_EXERCISE DETAILS_
Copy the entries below exactly; any picture among them should be left out.

BEGIN GIVEN RECORDS

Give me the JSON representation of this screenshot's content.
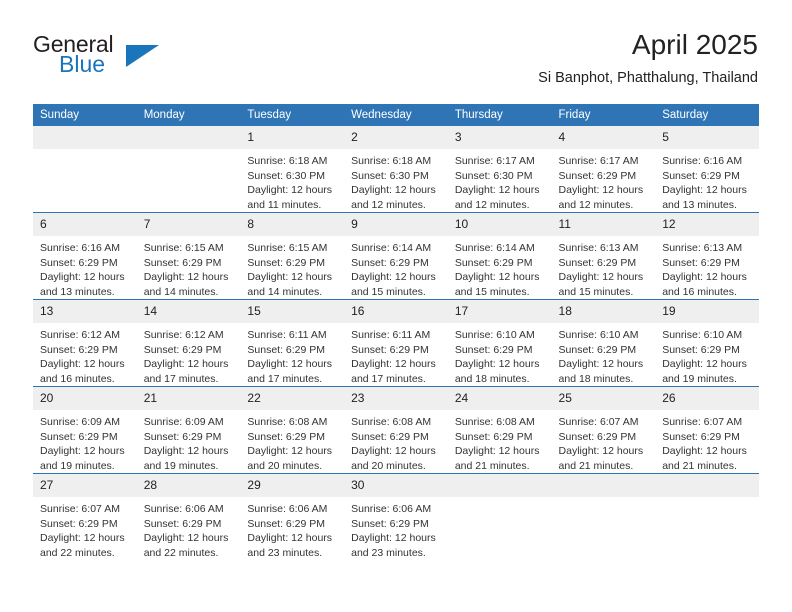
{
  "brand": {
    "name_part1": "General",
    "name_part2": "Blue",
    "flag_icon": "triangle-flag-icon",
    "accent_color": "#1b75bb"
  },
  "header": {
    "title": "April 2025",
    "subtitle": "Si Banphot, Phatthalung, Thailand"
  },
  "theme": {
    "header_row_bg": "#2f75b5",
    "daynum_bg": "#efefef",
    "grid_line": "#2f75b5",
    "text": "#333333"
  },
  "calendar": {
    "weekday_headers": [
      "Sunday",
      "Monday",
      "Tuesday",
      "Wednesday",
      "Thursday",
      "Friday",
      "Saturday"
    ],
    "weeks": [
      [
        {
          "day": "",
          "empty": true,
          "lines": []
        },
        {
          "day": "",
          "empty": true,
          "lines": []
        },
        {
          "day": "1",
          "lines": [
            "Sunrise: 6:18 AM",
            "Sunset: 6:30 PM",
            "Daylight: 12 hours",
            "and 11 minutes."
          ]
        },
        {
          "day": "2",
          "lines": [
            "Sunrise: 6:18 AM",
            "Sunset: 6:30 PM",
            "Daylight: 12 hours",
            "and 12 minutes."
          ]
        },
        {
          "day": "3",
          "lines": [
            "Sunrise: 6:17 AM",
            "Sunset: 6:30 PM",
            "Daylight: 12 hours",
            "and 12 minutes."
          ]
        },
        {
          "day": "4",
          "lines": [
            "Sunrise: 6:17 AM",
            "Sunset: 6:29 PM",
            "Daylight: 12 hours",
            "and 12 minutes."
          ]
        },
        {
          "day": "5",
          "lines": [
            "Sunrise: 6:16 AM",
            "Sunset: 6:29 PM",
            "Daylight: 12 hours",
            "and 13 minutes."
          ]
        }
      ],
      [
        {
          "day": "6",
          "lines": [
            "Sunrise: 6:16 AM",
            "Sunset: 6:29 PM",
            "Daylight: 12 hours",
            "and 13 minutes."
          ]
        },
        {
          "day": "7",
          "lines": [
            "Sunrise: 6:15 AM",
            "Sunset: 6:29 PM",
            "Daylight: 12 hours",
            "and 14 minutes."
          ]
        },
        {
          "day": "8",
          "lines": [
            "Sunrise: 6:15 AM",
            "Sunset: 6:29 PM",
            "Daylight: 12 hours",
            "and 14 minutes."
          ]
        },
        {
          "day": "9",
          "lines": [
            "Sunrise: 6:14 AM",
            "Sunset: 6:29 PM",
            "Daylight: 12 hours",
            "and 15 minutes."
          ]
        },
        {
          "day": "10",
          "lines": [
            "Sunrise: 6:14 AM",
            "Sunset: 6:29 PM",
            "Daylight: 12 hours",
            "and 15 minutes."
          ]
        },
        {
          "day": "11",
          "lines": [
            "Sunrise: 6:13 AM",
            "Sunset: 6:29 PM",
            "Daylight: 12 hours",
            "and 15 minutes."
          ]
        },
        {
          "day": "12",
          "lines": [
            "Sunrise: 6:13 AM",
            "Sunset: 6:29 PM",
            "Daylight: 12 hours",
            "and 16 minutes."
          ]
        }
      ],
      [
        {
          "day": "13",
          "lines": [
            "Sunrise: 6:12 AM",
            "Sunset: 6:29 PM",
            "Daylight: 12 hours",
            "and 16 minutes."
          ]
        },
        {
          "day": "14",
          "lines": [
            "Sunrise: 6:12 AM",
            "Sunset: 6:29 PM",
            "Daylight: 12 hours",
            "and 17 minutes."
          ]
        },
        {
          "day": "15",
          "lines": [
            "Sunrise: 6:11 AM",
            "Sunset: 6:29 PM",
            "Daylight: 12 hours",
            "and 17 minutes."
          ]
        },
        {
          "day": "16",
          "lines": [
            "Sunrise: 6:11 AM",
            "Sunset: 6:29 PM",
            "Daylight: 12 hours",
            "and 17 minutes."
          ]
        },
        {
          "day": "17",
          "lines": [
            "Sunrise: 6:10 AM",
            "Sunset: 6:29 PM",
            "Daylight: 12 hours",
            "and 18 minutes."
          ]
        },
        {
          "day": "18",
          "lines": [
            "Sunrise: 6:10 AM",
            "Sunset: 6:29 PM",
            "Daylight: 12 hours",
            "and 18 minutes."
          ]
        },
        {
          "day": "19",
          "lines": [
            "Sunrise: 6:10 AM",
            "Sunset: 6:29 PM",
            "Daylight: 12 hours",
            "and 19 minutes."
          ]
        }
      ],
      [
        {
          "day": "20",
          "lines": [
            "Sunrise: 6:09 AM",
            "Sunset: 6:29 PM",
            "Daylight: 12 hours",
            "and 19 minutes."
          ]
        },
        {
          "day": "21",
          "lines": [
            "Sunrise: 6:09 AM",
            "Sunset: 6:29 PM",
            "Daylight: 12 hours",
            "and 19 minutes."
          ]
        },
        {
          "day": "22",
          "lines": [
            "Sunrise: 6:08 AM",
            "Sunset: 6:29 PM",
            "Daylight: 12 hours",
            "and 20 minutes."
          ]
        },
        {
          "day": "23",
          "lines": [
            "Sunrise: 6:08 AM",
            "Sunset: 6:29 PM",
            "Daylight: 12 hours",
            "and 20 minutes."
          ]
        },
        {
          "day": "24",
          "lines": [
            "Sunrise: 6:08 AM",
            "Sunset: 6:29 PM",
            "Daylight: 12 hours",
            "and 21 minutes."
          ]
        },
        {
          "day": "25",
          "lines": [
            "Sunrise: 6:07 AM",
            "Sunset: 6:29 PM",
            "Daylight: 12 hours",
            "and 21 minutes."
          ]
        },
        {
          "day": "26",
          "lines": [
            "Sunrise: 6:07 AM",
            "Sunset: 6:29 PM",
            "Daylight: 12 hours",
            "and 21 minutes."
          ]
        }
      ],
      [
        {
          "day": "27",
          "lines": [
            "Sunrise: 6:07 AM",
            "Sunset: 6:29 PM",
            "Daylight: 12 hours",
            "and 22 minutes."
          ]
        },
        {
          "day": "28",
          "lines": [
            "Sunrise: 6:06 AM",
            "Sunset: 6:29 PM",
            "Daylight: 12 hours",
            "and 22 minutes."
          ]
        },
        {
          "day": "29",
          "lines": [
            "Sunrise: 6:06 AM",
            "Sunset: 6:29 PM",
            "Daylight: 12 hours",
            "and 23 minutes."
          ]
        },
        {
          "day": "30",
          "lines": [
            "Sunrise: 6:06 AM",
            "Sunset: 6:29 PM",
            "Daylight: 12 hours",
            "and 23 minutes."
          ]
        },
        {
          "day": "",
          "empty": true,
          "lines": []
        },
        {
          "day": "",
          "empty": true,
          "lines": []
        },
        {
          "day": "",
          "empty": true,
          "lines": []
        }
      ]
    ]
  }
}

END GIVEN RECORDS

_RESPONSE TO THIS EXERCISE_
Give me the JSON representation of this screenshot's content.
{
  "brand": {
    "name_part1": "General",
    "name_part2": "Blue",
    "flag_icon": "triangle-flag-icon",
    "accent_color": "#1b75bb"
  },
  "header": {
    "title": "April 2025",
    "subtitle": "Si Banphot, Phatthalung, Thailand"
  },
  "theme": {
    "header_row_bg": "#2f75b5",
    "daynum_bg": "#efefef",
    "grid_line": "#2f75b5",
    "text": "#333333"
  },
  "calendar": {
    "weekday_headers": [
      "Sunday",
      "Monday",
      "Tuesday",
      "Wednesday",
      "Thursday",
      "Friday",
      "Saturday"
    ],
    "weeks": [
      [
        {
          "day": "",
          "empty": true,
          "lines": []
        },
        {
          "day": "",
          "empty": true,
          "lines": []
        },
        {
          "day": "1",
          "lines": [
            "Sunrise: 6:18 AM",
            "Sunset: 6:30 PM",
            "Daylight: 12 hours",
            "and 11 minutes."
          ]
        },
        {
          "day": "2",
          "lines": [
            "Sunrise: 6:18 AM",
            "Sunset: 6:30 PM",
            "Daylight: 12 hours",
            "and 12 minutes."
          ]
        },
        {
          "day": "3",
          "lines": [
            "Sunrise: 6:17 AM",
            "Sunset: 6:30 PM",
            "Daylight: 12 hours",
            "and 12 minutes."
          ]
        },
        {
          "day": "4",
          "lines": [
            "Sunrise: 6:17 AM",
            "Sunset: 6:29 PM",
            "Daylight: 12 hours",
            "and 12 minutes."
          ]
        },
        {
          "day": "5",
          "lines": [
            "Sunrise: 6:16 AM",
            "Sunset: 6:29 PM",
            "Daylight: 12 hours",
            "and 13 minutes."
          ]
        }
      ],
      [
        {
          "day": "6",
          "lines": [
            "Sunrise: 6:16 AM",
            "Sunset: 6:29 PM",
            "Daylight: 12 hours",
            "and 13 minutes."
          ]
        },
        {
          "day": "7",
          "lines": [
            "Sunrise: 6:15 AM",
            "Sunset: 6:29 PM",
            "Daylight: 12 hours",
            "and 14 minutes."
          ]
        },
        {
          "day": "8",
          "lines": [
            "Sunrise: 6:15 AM",
            "Sunset: 6:29 PM",
            "Daylight: 12 hours",
            "and 14 minutes."
          ]
        },
        {
          "day": "9",
          "lines": [
            "Sunrise: 6:14 AM",
            "Sunset: 6:29 PM",
            "Daylight: 12 hours",
            "and 15 minutes."
          ]
        },
        {
          "day": "10",
          "lines": [
            "Sunrise: 6:14 AM",
            "Sunset: 6:29 PM",
            "Daylight: 12 hours",
            "and 15 minutes."
          ]
        },
        {
          "day": "11",
          "lines": [
            "Sunrise: 6:13 AM",
            "Sunset: 6:29 PM",
            "Daylight: 12 hours",
            "and 15 minutes."
          ]
        },
        {
          "day": "12",
          "lines": [
            "Sunrise: 6:13 AM",
            "Sunset: 6:29 PM",
            "Daylight: 12 hours",
            "and 16 minutes."
          ]
        }
      ],
      [
        {
          "day": "13",
          "lines": [
            "Sunrise: 6:12 AM",
            "Sunset: 6:29 PM",
            "Daylight: 12 hours",
            "and 16 minutes."
          ]
        },
        {
          "day": "14",
          "lines": [
            "Sunrise: 6:12 AM",
            "Sunset: 6:29 PM",
            "Daylight: 12 hours",
            "and 17 minutes."
          ]
        },
        {
          "day": "15",
          "lines": [
            "Sunrise: 6:11 AM",
            "Sunset: 6:29 PM",
            "Daylight: 12 hours",
            "and 17 minutes."
          ]
        },
        {
          "day": "16",
          "lines": [
            "Sunrise: 6:11 AM",
            "Sunset: 6:29 PM",
            "Daylight: 12 hours",
            "and 17 minutes."
          ]
        },
        {
          "day": "17",
          "lines": [
            "Sunrise: 6:10 AM",
            "Sunset: 6:29 PM",
            "Daylight: 12 hours",
            "and 18 minutes."
          ]
        },
        {
          "day": "18",
          "lines": [
            "Sunrise: 6:10 AM",
            "Sunset: 6:29 PM",
            "Daylight: 12 hours",
            "and 18 minutes."
          ]
        },
        {
          "day": "19",
          "lines": [
            "Sunrise: 6:10 AM",
            "Sunset: 6:29 PM",
            "Daylight: 12 hours",
            "and 19 minutes."
          ]
        }
      ],
      [
        {
          "day": "20",
          "lines": [
            "Sunrise: 6:09 AM",
            "Sunset: 6:29 PM",
            "Daylight: 12 hours",
            "and 19 minutes."
          ]
        },
        {
          "day": "21",
          "lines": [
            "Sunrise: 6:09 AM",
            "Sunset: 6:29 PM",
            "Daylight: 12 hours",
            "and 19 minutes."
          ]
        },
        {
          "day": "22",
          "lines": [
            "Sunrise: 6:08 AM",
            "Sunset: 6:29 PM",
            "Daylight: 12 hours",
            "and 20 minutes."
          ]
        },
        {
          "day": "23",
          "lines": [
            "Sunrise: 6:08 AM",
            "Sunset: 6:29 PM",
            "Daylight: 12 hours",
            "and 20 minutes."
          ]
        },
        {
          "day": "24",
          "lines": [
            "Sunrise: 6:08 AM",
            "Sunset: 6:29 PM",
            "Daylight: 12 hours",
            "and 21 minutes."
          ]
        },
        {
          "day": "25",
          "lines": [
            "Sunrise: 6:07 AM",
            "Sunset: 6:29 PM",
            "Daylight: 12 hours",
            "and 21 minutes."
          ]
        },
        {
          "day": "26",
          "lines": [
            "Sunrise: 6:07 AM",
            "Sunset: 6:29 PM",
            "Daylight: 12 hours",
            "and 21 minutes."
          ]
        }
      ],
      [
        {
          "day": "27",
          "lines": [
            "Sunrise: 6:07 AM",
            "Sunset: 6:29 PM",
            "Daylight: 12 hours",
            "and 22 minutes."
          ]
        },
        {
          "day": "28",
          "lines": [
            "Sunrise: 6:06 AM",
            "Sunset: 6:29 PM",
            "Daylight: 12 hours",
            "and 22 minutes."
          ]
        },
        {
          "day": "29",
          "lines": [
            "Sunrise: 6:06 AM",
            "Sunset: 6:29 PM",
            "Daylight: 12 hours",
            "and 23 minutes."
          ]
        },
        {
          "day": "30",
          "lines": [
            "Sunrise: 6:06 AM",
            "Sunset: 6:29 PM",
            "Daylight: 12 hours",
            "and 23 minutes."
          ]
        },
        {
          "day": "",
          "empty": true,
          "lines": []
        },
        {
          "day": "",
          "empty": true,
          "lines": []
        },
        {
          "day": "",
          "empty": true,
          "lines": []
        }
      ]
    ]
  }
}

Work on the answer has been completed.